There’s nothing quite like seeing a wild animal in its natural habitat. It’s why people go on safari in South Africa to see lions and elephants, trek through the jungles of Borneo in search of monkeys, and submerge themselves in steel cages off the coast of Baja California to swim with Great White sharks. But it’s important to remember that despite the precautions taken by tour guides and rangers, these are still wild animals and getting close to them in nature carries some risks. In other words: there’s a reason that safari guide carries a gun.

Forbes Traveler has put together a list of “10 Places Where Animals Eat You”, a collection of destinations where the danger of visiting wild animals in nature is greater. Among the spots that made the list are Khao Sok National Park in Thailand, where cobras kill several hundred people per year; South Luangwa National Park in Zambia, where aggressive hippos have been known to flip boats and even eat people; and Ranthambhore Bagh, India, where around 100 people are attacked by tigers each year.

The article goes on to detail other encounters with wild animals, like when the girlfriend of a Tanzanian guide had her sleeping bag dragged 30 yards by a lion, while she was sound asleep in it. It seems animal attacks can happen almost anywhere though, and the danger certainly won’t stop most people from visiting these areas to see wild animals up close. You may just want to think twice about wandering too far away from your guide.

Gadlinks for Tuesday 8.18.09

Hello and welcome to this Tuesday’s edition of Gadlinks. How does it work? The wise and ever-watchful writers of Gadling scour the best of the day’s travel news from around the Internet, summarizing it in one easy to read post. What caught our eye today? Read on below:

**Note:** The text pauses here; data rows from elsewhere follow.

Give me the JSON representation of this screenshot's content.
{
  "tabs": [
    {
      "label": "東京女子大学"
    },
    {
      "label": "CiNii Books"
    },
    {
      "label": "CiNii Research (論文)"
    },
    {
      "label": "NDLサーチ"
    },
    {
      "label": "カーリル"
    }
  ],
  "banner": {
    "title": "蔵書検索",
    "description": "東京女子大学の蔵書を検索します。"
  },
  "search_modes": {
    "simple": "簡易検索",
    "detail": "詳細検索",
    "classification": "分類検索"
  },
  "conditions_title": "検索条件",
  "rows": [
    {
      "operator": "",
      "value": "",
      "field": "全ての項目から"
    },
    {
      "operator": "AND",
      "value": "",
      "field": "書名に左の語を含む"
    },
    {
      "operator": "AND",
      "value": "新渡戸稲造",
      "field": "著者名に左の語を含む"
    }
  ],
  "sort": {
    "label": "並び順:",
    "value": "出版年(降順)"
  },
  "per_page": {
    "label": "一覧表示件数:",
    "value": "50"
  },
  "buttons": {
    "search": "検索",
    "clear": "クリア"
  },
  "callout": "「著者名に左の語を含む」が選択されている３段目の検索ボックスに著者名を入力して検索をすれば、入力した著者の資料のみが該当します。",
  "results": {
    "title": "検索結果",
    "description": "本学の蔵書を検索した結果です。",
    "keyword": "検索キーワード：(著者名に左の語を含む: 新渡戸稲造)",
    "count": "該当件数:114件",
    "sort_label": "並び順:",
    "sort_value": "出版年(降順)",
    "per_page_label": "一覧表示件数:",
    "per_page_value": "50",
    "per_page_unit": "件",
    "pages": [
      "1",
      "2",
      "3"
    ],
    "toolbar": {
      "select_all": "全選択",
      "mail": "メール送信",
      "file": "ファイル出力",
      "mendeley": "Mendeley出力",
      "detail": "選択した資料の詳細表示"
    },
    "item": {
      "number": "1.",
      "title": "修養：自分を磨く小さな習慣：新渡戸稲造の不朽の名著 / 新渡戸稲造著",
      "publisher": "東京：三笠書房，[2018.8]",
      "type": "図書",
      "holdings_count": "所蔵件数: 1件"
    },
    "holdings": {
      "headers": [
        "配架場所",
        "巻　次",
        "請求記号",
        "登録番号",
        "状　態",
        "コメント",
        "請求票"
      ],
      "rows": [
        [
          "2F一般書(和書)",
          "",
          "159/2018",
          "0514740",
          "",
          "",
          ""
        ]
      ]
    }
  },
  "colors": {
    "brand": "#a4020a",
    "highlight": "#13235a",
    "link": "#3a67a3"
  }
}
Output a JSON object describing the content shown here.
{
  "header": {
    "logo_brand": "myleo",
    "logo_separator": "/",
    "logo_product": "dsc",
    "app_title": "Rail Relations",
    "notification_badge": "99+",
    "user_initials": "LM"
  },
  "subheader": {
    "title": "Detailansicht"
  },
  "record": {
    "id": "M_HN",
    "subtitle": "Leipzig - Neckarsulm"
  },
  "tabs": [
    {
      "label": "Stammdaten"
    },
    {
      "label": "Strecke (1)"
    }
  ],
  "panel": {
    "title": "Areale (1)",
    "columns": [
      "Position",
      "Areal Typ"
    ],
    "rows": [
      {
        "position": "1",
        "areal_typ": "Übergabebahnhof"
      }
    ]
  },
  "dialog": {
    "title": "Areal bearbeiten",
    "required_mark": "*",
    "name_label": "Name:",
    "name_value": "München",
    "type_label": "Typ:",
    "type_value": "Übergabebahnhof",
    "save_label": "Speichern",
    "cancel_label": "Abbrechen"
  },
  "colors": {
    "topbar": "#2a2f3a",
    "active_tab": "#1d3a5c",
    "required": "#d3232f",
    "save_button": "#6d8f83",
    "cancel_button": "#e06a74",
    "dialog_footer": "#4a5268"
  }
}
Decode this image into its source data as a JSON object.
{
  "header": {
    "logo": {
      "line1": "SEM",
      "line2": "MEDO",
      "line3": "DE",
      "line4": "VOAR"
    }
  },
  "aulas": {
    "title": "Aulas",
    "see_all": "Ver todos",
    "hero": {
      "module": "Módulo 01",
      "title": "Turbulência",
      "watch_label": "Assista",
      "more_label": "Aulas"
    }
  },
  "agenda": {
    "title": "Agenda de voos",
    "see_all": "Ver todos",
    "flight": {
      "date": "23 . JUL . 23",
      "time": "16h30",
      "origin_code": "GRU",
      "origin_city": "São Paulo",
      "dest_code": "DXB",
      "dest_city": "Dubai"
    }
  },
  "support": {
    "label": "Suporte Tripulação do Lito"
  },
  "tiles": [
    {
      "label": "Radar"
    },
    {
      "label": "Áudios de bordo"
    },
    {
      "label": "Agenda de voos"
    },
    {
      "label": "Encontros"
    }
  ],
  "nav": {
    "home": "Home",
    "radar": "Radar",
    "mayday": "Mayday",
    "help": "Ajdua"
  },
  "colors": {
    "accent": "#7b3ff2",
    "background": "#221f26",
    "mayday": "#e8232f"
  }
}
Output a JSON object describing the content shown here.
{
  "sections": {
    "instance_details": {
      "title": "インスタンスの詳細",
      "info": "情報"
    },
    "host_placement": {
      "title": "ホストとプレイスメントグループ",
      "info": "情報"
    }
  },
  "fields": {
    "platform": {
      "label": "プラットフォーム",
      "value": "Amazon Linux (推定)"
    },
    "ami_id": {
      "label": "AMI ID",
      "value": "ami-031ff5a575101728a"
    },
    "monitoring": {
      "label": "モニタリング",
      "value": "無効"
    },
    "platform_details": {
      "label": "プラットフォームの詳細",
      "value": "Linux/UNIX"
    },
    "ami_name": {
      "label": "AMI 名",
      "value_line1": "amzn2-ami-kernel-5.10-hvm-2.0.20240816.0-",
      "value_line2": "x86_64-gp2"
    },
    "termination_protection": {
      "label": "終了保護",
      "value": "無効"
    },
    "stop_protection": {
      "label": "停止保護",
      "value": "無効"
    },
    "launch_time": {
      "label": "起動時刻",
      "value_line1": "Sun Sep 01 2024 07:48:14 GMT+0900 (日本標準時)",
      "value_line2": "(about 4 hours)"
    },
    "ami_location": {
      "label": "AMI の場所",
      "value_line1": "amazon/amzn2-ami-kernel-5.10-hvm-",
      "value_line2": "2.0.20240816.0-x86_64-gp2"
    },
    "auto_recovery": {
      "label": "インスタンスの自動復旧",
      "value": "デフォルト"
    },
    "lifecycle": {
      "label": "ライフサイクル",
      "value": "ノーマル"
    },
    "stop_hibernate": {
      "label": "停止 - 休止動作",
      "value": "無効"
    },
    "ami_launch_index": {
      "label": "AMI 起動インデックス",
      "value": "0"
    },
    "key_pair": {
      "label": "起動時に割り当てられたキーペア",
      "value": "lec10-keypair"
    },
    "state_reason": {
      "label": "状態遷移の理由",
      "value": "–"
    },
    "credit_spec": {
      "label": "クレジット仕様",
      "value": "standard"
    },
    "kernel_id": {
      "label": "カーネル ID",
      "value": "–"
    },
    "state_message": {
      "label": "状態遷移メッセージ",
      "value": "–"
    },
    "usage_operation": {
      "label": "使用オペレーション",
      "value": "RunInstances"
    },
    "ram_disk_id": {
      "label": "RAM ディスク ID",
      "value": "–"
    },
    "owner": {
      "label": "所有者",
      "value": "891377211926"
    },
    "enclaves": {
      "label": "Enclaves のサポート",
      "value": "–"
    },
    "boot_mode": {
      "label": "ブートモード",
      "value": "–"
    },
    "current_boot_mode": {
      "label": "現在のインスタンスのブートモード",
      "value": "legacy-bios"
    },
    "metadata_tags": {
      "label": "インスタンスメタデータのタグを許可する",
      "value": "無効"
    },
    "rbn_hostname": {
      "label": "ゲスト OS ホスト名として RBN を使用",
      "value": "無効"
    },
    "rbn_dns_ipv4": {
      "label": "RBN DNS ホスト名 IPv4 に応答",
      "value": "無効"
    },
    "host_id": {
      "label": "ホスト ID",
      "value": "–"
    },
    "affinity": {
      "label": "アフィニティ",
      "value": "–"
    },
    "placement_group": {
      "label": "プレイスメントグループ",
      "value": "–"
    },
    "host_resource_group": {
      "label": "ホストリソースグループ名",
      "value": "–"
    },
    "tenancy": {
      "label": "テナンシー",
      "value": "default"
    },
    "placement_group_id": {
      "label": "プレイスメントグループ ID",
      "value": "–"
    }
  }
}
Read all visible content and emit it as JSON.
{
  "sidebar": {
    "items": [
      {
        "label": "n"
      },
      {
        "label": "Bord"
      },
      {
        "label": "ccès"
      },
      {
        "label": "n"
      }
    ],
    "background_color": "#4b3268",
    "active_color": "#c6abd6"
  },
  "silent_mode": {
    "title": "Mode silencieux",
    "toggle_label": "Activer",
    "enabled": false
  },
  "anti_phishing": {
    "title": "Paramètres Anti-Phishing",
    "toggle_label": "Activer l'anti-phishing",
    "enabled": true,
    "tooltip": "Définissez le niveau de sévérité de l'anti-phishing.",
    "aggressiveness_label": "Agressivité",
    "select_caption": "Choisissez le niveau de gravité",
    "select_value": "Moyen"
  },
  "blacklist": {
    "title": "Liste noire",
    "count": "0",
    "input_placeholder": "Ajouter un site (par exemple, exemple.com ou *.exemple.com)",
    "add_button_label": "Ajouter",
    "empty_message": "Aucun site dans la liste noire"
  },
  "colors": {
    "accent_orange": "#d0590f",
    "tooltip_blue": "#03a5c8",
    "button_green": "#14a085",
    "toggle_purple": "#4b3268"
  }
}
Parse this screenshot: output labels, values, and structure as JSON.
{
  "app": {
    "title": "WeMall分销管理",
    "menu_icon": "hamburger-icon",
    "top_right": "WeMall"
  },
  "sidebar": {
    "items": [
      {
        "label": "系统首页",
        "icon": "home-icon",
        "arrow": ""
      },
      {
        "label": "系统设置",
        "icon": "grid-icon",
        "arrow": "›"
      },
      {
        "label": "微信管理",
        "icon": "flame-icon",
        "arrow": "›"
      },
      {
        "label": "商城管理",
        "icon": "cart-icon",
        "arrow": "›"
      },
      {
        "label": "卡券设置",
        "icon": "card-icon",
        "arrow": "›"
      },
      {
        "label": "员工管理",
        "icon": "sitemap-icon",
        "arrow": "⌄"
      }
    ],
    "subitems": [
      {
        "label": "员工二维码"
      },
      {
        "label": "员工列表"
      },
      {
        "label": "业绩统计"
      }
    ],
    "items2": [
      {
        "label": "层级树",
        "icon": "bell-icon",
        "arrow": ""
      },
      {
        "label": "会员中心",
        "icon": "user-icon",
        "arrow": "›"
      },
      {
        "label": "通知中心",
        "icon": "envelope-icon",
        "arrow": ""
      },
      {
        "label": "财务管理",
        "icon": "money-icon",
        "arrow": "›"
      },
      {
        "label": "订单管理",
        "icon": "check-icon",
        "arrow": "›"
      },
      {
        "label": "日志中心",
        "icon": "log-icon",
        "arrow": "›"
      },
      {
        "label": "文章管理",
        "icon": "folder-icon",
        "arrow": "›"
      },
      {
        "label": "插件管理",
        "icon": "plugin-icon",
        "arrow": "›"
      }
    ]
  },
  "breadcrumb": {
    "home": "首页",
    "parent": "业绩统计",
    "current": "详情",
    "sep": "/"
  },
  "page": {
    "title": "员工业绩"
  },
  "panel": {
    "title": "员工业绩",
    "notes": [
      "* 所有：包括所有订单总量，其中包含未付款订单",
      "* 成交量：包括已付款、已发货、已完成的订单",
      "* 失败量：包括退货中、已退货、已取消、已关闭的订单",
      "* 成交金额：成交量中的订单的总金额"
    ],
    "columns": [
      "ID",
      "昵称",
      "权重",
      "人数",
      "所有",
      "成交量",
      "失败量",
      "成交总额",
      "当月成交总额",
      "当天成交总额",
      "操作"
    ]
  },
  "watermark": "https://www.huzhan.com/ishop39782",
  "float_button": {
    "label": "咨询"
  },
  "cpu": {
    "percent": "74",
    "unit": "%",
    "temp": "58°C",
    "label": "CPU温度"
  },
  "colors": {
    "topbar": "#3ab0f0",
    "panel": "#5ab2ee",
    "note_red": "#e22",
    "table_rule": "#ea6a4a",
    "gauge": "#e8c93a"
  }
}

  • Frenchman Alexis de Toqueville might have been the first foreign visitor to write about his experiences in America, but he certainly wasn’t the last. Jaunted’s Brit “londontown” is on a cross country road trip from Los Angeles to New York. See what road trip tips he’s learned on his way. [Via Jaunted]
  • Heading to Amsterdam? Why not make your way over to the Herenstraat and Prinsenstraat corridor, two parallel streets that have filled in recent years with hopping bars, restaurants and quirky stores. [Via The New York Times]
  • Stephanie Carrie went to Saint Petersburg to brush up on her Russian language skills. All was going well until her encounter with the barrel of a police machine gun. What happened? Read the full story here. [Via World Hum]
  • Tired of seeing the same old elephants and zebras at the zoo? If you’re in search of something more exotic, head to these zoos which feature some downright bizarre looking creatures. How about some proboscis monkeys and mustached tamarins? [Via MSNBC]

More Gadlinks HERE.